## [Task description]
Every record must be restated exactly as written.

++++++++++++++++++++

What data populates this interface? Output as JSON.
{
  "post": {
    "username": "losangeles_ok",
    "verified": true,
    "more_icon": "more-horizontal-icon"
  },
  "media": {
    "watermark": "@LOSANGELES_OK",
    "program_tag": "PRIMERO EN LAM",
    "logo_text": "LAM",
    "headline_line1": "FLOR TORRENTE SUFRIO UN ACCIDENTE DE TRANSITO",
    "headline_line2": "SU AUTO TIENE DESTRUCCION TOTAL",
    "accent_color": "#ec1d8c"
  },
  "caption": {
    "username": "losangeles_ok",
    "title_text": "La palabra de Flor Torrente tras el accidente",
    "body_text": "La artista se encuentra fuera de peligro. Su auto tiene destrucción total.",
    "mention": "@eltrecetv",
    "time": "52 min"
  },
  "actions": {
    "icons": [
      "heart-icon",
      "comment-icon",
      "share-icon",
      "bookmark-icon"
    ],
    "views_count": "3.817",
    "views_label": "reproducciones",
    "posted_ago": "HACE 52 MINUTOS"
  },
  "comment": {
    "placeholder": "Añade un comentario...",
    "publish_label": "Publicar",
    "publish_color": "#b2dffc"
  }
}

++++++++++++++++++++

## [Your solution]
What data populates this interface? Output as JSON.
{
  "post": {
    "username": "losangeles_ok",
    "verified": true,
    "more_icon": "more-horizontal-icon"
  },
  "media": {
    "watermark": "@LOSANGELES_OK",
    "program_tag": "PRIMERO EN LAM",
    "logo_text": "LAM",
    "headline_line1": "FLOR TORRENTE SUFRIO UN ACCIDENTE DE TRANSITO",
    "headline_line2": "SU AUTO TIENE DESTRUCCION TOTAL",
    "accent_color": "#ec1d8c"
  },
  "caption": {
    "username": "losangeles_ok",
    "title_text": "La palabra de Flor Torrente tras el accidente",
    "body_text": "La artista se encuentra fuera de peligro. Su auto tiene destrucción total.",
    "mention": "@eltrecetv",
    "time": "52 min"
  },
  "actions": {
    "icons": [
      "heart-icon",
      "comment-icon",
      "share-icon",
      "bookmark-icon"
    ],
    "views_count": "3.817",
    "views_label": "reproducciones",
    "posted_ago": "HACE 52 MINUTOS"
  },
  "comment": {
    "placeholder": "Añade un comentario...",
    "publish_label": "Publicar",
    "publish_color": "#b2dffc"
  }
}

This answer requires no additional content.